(Excerpts from an interface dataset)
┏━━

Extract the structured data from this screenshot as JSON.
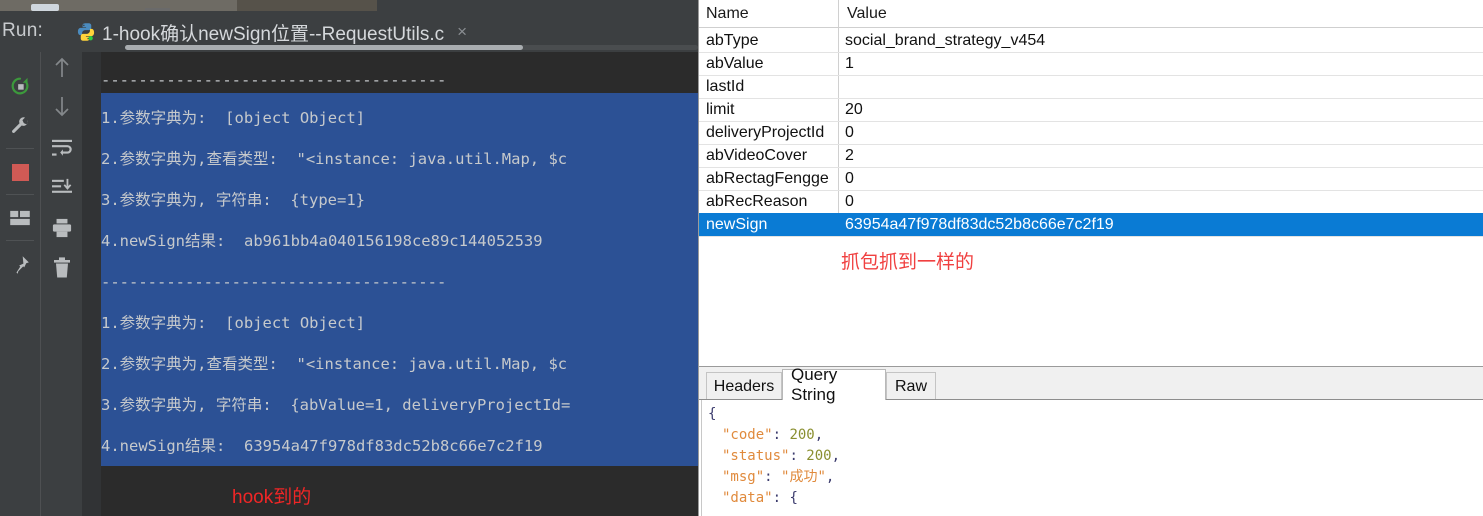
{
  "ide": {
    "run_label": "Run:",
    "tab": {
      "icon": "python-icon",
      "title": "1-hook确认newSign位置--RequestUtils.c",
      "close": "×"
    },
    "toolbar_left": [
      {
        "name": "rerun-icon",
        "label": "Rerun"
      },
      {
        "name": "wrench-icon",
        "label": "Edit Configuration"
      },
      {
        "name": "stop-icon",
        "label": "Stop"
      },
      {
        "name": "layout-icon",
        "label": "Layout"
      },
      {
        "name": "pin-icon",
        "label": "Pin Tab"
      }
    ],
    "toolbar_right": [
      {
        "name": "arrow-up-icon",
        "label": "Up"
      },
      {
        "name": "arrow-down-icon",
        "label": "Down"
      },
      {
        "name": "soft-wrap-icon",
        "label": "Soft-Wrap"
      },
      {
        "name": "scroll-to-end-icon",
        "label": "Scroll to End"
      },
      {
        "name": "print-icon",
        "label": "Print"
      },
      {
        "name": "trash-icon",
        "label": "Clear All"
      }
    ],
    "console_lines": [
      "-------------------------------------",
      "1.参数字典为:  [object Object]",
      "2.参数字典为,查看类型:  \"<instance: java.util.Map, $c",
      "3.参数字典为, 字符串:  {type=1}",
      "4.newSign结果:  ab961bb4a040156198ce89c144052539",
      "-------------------------------------",
      "1.参数字典为:  [object Object]",
      "2.参数字典为,查看类型:  \"<instance: java.util.Map, $c",
      "3.参数字典为, 字符串:  {abValue=1, deliveryProjectId=",
      "4.newSign结果:  63954a47f978df83dc52b8c66e7c2f19"
    ],
    "annotation": "hook到的",
    "annotation_color": "#f02626",
    "selection_color": "#2c5195"
  },
  "inspector": {
    "columns": [
      "Name",
      "Value"
    ],
    "rows": [
      {
        "name": "abType",
        "value": "social_brand_strategy_v454",
        "selected": false
      },
      {
        "name": "abValue",
        "value": "1",
        "selected": false
      },
      {
        "name": "lastId",
        "value": "",
        "selected": false
      },
      {
        "name": "limit",
        "value": "20",
        "selected": false
      },
      {
        "name": "deliveryProjectId",
        "value": "0",
        "selected": false
      },
      {
        "name": "abVideoCover",
        "value": "2",
        "selected": false
      },
      {
        "name": "abRectagFengge",
        "value": "0",
        "selected": false
      },
      {
        "name": "abRecReason",
        "value": "0",
        "selected": false
      },
      {
        "name": "newSign",
        "value": "63954a47f978df83dc52b8c66e7c2f19",
        "selected": true
      }
    ],
    "annotation": "抓包抓到一样的",
    "annotation_color": "#f04040",
    "selected_row_color": "#0a7bd4",
    "tabs": [
      {
        "label": "Headers",
        "active": false
      },
      {
        "label": "Query String",
        "active": true
      },
      {
        "label": "Raw",
        "active": false
      }
    ],
    "json_lines": [
      {
        "indent": 0,
        "parts": [
          {
            "t": "{",
            "c": "jpun"
          }
        ]
      },
      {
        "indent": 1,
        "parts": [
          {
            "t": "\"code\"",
            "c": "jkey"
          },
          {
            "t": ": ",
            "c": "jpun"
          },
          {
            "t": "200",
            "c": "jnum"
          },
          {
            "t": ",",
            "c": "jpun"
          }
        ]
      },
      {
        "indent": 1,
        "parts": [
          {
            "t": "\"status\"",
            "c": "jkey"
          },
          {
            "t": ": ",
            "c": "jpun"
          },
          {
            "t": "200",
            "c": "jnum"
          },
          {
            "t": ",",
            "c": "jpun"
          }
        ]
      },
      {
        "indent": 1,
        "parts": [
          {
            "t": "\"msg\"",
            "c": "jkey"
          },
          {
            "t": ": ",
            "c": "jpun"
          },
          {
            "t": "\"成功\"",
            "c": "jstr"
          },
          {
            "t": ",",
            "c": "jpun"
          }
        ]
      },
      {
        "indent": 1,
        "parts": [
          {
            "t": "\"data\"",
            "c": "jkey"
          },
          {
            "t": ": ",
            "c": "jpun"
          },
          {
            "t": "{",
            "c": "jpun"
          }
        ]
      }
    ]
  }
}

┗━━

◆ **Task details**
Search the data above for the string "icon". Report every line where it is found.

◆ **The completed task**
      "icon": "python-icon",
        "name": "rerun-icon",
        "name": "wrench-icon",
        "name": "stop-icon",
        "name": "layout-icon",
        "name": "pin-icon",
        "name": "arrow-up-icon",
        "name": "arrow-down-icon",
        "name": "soft-wrap-icon",
        "name": "scroll-to-end-icon",
        "name": "print-icon",
        "name": "trash-icon",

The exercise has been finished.